**What is being asked**
A single number is the answer: the count of lines in the records that hold the word "JSON".

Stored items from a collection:
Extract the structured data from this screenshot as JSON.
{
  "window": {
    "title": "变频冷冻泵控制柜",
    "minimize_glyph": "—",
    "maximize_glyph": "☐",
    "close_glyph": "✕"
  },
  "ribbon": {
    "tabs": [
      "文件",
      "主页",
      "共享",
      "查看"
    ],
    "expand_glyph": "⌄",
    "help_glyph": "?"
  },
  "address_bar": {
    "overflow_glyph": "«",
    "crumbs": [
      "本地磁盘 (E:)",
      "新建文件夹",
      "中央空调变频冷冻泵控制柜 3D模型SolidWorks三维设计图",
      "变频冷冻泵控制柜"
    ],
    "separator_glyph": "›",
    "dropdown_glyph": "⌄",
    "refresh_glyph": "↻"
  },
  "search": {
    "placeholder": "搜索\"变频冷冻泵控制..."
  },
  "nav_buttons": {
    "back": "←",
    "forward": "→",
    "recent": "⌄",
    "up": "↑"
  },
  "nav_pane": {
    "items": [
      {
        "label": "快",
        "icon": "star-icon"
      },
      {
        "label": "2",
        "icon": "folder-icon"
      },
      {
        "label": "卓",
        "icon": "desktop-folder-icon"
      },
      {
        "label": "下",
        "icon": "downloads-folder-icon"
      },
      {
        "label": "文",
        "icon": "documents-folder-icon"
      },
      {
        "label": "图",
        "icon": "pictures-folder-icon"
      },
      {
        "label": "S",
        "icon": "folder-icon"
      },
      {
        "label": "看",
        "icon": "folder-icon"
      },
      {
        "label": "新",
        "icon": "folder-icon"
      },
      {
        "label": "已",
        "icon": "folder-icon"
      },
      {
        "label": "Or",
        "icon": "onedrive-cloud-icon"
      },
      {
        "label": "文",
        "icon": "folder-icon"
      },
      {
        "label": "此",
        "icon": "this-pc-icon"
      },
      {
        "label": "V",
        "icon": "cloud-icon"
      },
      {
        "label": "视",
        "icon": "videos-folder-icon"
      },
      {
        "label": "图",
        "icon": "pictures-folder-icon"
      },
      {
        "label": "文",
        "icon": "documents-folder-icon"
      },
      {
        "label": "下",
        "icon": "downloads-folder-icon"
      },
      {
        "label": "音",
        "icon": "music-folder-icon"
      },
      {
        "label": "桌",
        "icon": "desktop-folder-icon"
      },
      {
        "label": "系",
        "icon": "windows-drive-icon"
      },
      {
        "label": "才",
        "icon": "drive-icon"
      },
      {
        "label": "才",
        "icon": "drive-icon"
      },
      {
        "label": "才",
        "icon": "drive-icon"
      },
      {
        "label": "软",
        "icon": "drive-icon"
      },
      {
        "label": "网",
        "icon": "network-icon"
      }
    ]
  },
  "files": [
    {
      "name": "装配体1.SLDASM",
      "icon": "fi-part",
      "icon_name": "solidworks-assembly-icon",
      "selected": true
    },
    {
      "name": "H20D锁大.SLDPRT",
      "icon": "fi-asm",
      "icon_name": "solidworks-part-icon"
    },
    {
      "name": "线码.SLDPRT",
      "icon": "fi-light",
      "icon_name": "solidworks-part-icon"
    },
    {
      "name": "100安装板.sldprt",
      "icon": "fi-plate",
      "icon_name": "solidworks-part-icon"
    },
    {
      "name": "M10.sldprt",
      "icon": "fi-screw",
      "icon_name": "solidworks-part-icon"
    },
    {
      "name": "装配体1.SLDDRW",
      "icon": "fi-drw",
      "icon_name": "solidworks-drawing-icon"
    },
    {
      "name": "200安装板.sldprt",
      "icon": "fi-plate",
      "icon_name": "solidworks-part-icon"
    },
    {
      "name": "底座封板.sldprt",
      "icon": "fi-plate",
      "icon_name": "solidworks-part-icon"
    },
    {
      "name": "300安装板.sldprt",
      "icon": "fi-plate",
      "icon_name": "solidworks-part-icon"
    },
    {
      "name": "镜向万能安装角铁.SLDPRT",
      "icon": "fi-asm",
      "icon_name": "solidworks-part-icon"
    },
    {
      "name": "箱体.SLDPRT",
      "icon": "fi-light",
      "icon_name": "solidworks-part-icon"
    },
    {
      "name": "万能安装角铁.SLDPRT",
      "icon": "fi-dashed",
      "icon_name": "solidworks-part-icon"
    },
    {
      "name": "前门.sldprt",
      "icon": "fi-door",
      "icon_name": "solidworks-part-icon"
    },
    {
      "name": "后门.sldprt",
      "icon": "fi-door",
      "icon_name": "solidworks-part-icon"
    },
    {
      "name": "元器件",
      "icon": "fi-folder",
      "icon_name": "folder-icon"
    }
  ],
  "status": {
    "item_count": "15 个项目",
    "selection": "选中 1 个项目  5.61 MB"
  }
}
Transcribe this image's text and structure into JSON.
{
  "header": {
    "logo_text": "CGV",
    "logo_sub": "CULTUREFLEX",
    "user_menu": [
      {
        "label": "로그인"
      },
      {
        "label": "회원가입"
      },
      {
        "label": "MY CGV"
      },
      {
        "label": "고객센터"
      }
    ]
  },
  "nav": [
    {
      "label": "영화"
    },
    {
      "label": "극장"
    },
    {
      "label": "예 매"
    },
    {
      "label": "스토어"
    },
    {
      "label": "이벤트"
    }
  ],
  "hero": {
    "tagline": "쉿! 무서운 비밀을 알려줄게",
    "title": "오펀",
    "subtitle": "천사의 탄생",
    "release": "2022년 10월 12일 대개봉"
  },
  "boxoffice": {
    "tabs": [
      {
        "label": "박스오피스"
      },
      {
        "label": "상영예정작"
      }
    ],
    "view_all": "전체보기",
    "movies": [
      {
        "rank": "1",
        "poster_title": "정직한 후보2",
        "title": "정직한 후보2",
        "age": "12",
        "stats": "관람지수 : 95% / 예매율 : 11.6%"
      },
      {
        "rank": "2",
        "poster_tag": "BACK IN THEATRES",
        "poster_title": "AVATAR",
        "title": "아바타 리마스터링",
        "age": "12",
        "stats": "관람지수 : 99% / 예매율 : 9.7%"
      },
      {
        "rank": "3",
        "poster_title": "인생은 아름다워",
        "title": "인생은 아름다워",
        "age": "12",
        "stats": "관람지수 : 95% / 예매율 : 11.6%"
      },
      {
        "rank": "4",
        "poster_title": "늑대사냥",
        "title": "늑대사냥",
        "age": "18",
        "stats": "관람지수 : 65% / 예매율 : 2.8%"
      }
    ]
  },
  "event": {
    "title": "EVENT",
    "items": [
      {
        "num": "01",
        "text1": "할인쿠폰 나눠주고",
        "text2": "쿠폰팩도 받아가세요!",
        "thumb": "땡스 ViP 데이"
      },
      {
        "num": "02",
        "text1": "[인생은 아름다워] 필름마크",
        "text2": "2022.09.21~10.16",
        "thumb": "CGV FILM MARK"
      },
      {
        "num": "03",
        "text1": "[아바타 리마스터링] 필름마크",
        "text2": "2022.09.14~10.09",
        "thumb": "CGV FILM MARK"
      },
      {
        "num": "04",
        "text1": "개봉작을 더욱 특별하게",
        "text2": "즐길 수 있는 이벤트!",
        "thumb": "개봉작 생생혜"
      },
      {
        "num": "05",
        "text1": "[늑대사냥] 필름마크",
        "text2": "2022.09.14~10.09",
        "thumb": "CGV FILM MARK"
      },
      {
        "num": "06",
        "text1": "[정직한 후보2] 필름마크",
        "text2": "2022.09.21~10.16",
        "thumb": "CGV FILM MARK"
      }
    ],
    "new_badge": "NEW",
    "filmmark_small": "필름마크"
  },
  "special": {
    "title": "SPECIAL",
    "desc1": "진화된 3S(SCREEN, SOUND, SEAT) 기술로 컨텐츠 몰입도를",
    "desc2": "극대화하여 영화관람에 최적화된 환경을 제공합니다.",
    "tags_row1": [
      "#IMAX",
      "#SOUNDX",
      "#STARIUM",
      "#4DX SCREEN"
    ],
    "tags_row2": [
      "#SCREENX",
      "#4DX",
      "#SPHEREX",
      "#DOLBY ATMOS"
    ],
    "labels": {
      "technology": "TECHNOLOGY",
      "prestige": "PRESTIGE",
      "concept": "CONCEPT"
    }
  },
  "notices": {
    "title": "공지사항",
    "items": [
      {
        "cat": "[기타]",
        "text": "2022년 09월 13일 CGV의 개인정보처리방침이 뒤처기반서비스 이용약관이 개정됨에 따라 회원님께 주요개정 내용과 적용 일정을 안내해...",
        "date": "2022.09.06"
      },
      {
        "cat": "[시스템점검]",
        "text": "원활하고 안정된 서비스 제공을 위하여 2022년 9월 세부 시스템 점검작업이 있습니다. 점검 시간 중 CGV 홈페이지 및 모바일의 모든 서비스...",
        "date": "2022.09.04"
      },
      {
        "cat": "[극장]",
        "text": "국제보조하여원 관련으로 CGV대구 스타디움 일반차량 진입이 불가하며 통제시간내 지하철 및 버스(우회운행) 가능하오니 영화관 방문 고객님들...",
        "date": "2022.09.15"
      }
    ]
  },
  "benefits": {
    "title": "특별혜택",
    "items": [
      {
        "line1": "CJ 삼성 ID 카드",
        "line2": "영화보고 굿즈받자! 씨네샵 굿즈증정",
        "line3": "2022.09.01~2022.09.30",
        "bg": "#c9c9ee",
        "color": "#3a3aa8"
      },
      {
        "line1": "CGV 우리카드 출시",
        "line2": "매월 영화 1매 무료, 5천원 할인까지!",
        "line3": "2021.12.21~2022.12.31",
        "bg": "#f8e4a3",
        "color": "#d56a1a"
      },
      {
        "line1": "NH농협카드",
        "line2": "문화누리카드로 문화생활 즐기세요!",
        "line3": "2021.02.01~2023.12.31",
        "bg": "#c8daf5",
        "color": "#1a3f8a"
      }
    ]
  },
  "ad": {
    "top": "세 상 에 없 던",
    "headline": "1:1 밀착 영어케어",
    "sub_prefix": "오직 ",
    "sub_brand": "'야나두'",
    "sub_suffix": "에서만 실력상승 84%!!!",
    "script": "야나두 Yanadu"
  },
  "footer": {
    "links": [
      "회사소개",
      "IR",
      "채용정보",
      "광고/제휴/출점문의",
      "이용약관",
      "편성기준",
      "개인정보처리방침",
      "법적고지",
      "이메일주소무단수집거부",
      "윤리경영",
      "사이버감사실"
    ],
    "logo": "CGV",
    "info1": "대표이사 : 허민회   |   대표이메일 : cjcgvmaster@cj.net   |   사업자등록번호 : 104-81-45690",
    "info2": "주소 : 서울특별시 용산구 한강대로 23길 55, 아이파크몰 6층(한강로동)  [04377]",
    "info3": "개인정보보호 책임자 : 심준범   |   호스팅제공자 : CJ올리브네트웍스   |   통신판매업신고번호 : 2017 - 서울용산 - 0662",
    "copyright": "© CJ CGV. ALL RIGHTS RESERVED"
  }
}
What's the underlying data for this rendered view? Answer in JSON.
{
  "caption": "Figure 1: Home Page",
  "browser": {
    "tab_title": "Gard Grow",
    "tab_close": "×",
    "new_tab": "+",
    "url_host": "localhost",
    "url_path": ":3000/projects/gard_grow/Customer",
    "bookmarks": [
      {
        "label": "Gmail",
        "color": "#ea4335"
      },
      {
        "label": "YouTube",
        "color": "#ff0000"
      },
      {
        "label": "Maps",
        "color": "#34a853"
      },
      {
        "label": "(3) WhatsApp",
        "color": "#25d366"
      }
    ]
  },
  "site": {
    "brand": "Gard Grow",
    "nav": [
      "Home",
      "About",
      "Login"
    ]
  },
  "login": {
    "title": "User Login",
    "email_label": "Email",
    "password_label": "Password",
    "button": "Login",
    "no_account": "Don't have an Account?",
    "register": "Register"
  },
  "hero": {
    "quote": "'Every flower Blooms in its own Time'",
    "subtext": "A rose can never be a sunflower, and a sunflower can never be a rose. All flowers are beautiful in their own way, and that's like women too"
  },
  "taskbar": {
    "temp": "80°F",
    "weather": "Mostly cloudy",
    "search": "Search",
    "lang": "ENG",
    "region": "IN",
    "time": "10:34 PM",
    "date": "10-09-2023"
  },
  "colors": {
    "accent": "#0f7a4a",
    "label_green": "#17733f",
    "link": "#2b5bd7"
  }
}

**Solved exercise**
3